18. After considering the pleadings, the rival submissions by the parties and all the authorities cited, I find that the main issue that arises for determination is whether the petition raises any constitutional issue or whether it is an abuse of the process of the court.
19. It is noteworthy that the petitioners express the wish that the lower court case no CMCC Land Case No. 53 of 2020 be transferred to this court and be consolidated with this petition for determination by this court. However having called for and perused the court record in the lower court case, this court is inclined to consider that a Constitutional Petition ought to be reserved for matters weightier than those in private litigation, and to treat the two cases separately unless and until a substantive application has been filed in the proper manner seeking such transfer whereupon the court will issue its considered opinion on the matter.
20. The 1st petitioner in the petition quoted Articles 2(4), 40(1) - (6) of the Constitution explaining how his rights were infringed as a result of the registration of land plot No. Kapkoi/Mabonde Block 1/Ex Prison/554 in favour of the 1st respondent. From the pleadings on record, most of the factual matters raised by the Petitioners were vehemently denied by the Respondents.
21. The petitioners in prosecuting their petition filed a list of documents in a bid to prove the alleged “relationship” between the main contesting parties leading to the subsequent acquisition and transfer of the suit land into the 2nd respondent’s name.
22. In order for a petitioner to succeed in any constitutional petition, the law requires that the petitioner must demonstrate that the constitutional rights subject matter of the petition have actually been denied or violated or are threatened with denial or violation.
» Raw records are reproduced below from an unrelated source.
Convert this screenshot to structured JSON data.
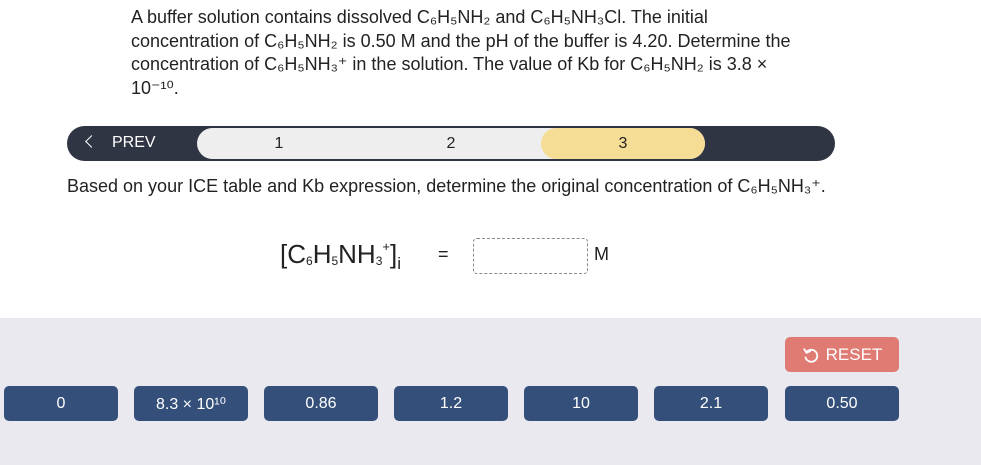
{
  "question": {
    "text": "A buffer solution contains dissolved C₆H₅NH₂ and C₆H₅NH₃Cl. The initial concentration of C₆H₅NH₂ is 0.50 M and the pH of the buffer is 4.20. Determine the concentration of C₆H₅NH₃⁺ in the solution. The value of Kb for C₆H₅NH₂ is 3.8 × 10⁻¹⁰."
  },
  "stepper": {
    "prev_label": "PREV",
    "steps": [
      "1",
      "2",
      "3"
    ],
    "active_step": "3",
    "colors": {
      "bar": "#2f3542",
      "track": "#eeeeee",
      "active": "#f5dd96"
    }
  },
  "prompt": {
    "text": "Based on your ICE table and Kb expression, determine the original concentration of C₆H₅NH₃⁺."
  },
  "equation": {
    "open_bracket": "[C",
    "sub6": "6",
    "h": "H",
    "sub5": "5",
    "nh": "NH",
    "sub3": "3",
    "sup_plus": "+",
    "close_bracket": "]",
    "sub_i": "i",
    "equals": "=",
    "answer_value": "",
    "unit": "M"
  },
  "tray": {
    "reset_label": "RESET",
    "reset_icon": "undo-icon",
    "tiles": [
      "0",
      "8.3 × 10¹⁰",
      "0.86",
      "1.2",
      "10",
      "2.1",
      "0.50"
    ],
    "colors": {
      "background": "#e9e9ef",
      "tile": "#34507a",
      "reset": "#e07b73"
    }
  }
}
23. Courts have held that private law claims should not form the basis of constitutional petitions and should be resolved by using the usual process of civil litigation. See Benjoh Amalgamated Limited & Another V Kenya Commercial Bank Limited (2007) eKLR. In Uhuru Muigai Kenyatta V Nairobi Star Publications Limited (2013) eKLR Lenaola J applied the holding in the Re application by Bahadur (1968) LR C (cost) 297 and held that:-
“Where there is remedy in civil law, a party should pursue that remedy and I say so well aware of the decision in Haco Industries (Supra) where the converse may have been expressed as the position. My mind is clear however that not every ill in society should attract a constitutional sanction ….”.
24 . In the Re-application by Bahadur Case (Supra), the court held as follows:-
“The constitution is not a general substitute for the normal procedures for invoking judicial control of administrative action. Where infringements of rights can found a claim under substantive law, the proper course is to bring the claim under that law and not under the constitution”.
25. I have analysed the petition before me and I do not find it to raise any constitutional issues for due consideration by this court. It is my considered view that the Petitioner’s claim is a civil claim which will be best determined as prescribed by the Civil Procedure Act and the Rules made thereunder.
26. The upshot of the foregoing is that much as this court sympathizes with the 1st petitioner’s plight, the instant petition cannot stand and the same is hereby struck out. However each party shall bear their own costs of the petition.
Dated, signed and delivered at Kitale via electronic mail on this 17th day of December, 2020.
JUDGE, ELC, KITALE.